Don’t Make A Drama Out of It!
For quite some time, I have encouraged people to become aware of how much negativity they allow into their lives via high stress dramas like Casualty and The Bill! Watching things that stress you – even passively – is bad for your health and doesn’t help you maintain a positive frame of mind. Now research is bearing me out.
Twenty volunteers recently took part in an experiment to see what happens to their blood flow (via the brachial artery in the arm) when they watched a comedy film (There’s Something About Mary) and a stressful movie (Saving Private Ryan).
Laughter during the comedy increased blood flow by 22 per cent! After the war film, it dropped by a staggering 35%. So, if there’s a choice between a re-run of Porridge or the news – go for the Porridge every time. Another reason oats are good for you…
Q: I keep getting cracks at the corner of my mouth. Do you know what causes them and how I might get rid of them please?
A: Cracks at the corner of your mouth are usually a sign of vitamin deficiency.
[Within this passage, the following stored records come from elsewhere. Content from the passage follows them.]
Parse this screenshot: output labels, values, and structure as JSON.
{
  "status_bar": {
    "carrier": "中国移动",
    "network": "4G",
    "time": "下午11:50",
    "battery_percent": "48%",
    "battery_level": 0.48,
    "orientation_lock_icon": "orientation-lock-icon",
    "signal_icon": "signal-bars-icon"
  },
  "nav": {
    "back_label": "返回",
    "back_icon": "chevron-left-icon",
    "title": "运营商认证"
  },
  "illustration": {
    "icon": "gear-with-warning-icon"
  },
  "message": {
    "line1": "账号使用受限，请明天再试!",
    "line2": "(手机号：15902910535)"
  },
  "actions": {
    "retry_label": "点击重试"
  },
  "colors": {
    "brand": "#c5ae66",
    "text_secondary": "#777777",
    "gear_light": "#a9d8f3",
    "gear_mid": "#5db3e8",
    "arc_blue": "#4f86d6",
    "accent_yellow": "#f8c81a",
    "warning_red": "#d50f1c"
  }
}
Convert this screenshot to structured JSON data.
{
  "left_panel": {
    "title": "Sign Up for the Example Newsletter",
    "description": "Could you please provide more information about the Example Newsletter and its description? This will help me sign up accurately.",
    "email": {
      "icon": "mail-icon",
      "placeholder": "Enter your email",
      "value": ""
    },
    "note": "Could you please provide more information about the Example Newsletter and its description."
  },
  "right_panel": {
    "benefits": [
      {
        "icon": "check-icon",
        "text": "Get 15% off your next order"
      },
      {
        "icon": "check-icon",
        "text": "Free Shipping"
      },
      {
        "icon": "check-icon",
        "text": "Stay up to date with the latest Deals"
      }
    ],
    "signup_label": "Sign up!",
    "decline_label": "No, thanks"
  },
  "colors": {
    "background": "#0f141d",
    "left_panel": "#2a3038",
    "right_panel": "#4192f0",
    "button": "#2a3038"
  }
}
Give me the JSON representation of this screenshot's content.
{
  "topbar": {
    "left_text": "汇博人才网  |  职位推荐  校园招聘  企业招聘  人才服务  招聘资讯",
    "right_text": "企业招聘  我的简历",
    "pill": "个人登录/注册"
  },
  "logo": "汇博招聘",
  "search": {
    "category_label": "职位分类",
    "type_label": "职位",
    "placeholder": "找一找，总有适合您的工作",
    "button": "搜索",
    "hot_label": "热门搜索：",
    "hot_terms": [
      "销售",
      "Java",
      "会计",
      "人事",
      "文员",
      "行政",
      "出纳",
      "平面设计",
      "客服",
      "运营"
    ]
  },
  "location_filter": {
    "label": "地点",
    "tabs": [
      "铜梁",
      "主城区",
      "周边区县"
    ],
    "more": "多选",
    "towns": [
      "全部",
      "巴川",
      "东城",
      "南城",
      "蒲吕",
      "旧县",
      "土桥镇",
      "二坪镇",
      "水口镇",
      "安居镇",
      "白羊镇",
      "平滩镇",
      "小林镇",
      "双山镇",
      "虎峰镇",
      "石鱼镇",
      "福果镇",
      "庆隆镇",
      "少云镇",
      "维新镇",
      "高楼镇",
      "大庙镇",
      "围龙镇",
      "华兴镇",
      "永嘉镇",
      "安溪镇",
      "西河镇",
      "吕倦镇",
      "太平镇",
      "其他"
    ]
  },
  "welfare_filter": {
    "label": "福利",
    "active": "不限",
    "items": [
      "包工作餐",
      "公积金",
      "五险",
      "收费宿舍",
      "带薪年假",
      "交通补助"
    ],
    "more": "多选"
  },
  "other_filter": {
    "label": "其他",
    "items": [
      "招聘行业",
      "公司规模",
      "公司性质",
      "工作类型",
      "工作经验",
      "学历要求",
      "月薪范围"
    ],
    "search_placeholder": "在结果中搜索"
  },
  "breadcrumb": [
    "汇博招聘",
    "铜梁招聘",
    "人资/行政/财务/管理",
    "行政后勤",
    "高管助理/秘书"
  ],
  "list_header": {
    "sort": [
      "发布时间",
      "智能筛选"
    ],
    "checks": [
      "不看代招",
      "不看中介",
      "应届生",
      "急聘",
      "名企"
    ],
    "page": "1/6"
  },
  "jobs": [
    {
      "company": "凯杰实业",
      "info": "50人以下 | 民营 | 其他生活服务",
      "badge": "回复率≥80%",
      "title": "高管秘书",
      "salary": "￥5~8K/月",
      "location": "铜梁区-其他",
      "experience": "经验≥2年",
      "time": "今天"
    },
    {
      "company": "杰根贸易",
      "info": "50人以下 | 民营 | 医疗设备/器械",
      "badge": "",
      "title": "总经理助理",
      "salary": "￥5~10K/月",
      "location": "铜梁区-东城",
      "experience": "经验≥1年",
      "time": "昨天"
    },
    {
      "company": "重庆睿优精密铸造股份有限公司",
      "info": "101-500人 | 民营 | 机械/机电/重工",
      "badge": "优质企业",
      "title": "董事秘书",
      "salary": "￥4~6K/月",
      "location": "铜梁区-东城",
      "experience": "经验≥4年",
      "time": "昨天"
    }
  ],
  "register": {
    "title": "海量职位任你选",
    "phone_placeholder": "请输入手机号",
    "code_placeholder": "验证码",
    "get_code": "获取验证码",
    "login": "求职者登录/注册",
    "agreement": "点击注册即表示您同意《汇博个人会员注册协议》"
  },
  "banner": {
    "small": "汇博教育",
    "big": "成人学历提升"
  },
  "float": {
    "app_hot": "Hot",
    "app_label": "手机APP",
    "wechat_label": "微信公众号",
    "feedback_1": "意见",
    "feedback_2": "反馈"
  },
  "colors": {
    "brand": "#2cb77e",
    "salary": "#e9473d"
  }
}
You most likely need to take a good B Complex supplement and possibly some iron. You should be able to get both in a general good quality multivitamin and mineral supplement. Foods rich in B2 (the most common culprit) are mackerel, spinach, broccoli and eggs. For more iron, eat almonds, seeds and prunes. Drink lots of water and oily fish.
Don’t be tempted to use Vaseline or cheap lip salves. Most are petroleum based and over time will draw even more moisture out of your lips. Those of you who use them already will no doubt have noticed that you need to use it more and more often. Instead, chose a non-petroleum based one that doesn’t contain mineral oil or simply use a little sunflower oil or honey at night. I’ve also found Weleda Skin Food or their Handcream works wonders.
Blog Posts (started 2003)
Magazine Tips – various publications over the years
If you have to take antibiotics, protect your good bacteria by taking a probiotic like acidophilus and bifido bacteria at the same time. Take the probiotics 2 hours apart from your antibiotics and any herbs, and continue them for 2-3 weeks after your antibiotics stop. Choose a probiotic that contains at least 3 billion live bacteria cells per capsule and keep it in the fridge.
Can’t stand eating breakfast? No time? Try this nutrition-packed smoothie for a great and quick start to the day: Bung a dollop of soya or dairy yogurt, a cup of soya milk and a dash of apple juice into a blender. Throw in a tablespoon each of almond powder, linseeds and flaxseed oil. Add a few walnuts and a handful of frozen berries. Whizz it all together and drink it there and then or take a big swig before you set off, put the rest in a flask and have a bit more on your way and when you get to work. Excellent as a snack later in the day too if you have some left over. Have all your packets of nuts and seeds etc in a drawer near your blender so they’re easy to hand. Even easier – use an Innocent Smoothie and add all the other ingredients to that.
Hot Flushes & Linseeds
A study of 21 menopausal women suffering hot flushes but not on HRT has shown that eating flaxseeds daily can make a real difference. They had 40g of crushed flaxseeds (linseeds) per day and showed an almost 60% decrease in the frequency of flushes over the period of the six week study. Researchers also reported better moods and less joint and muscle pain, chills and sweating. This is probably all due to linseeds’ phyto-oestrogenic effects and omega 3 levels. Get crushing – or try 1-2 1000mg linseed capsules per day.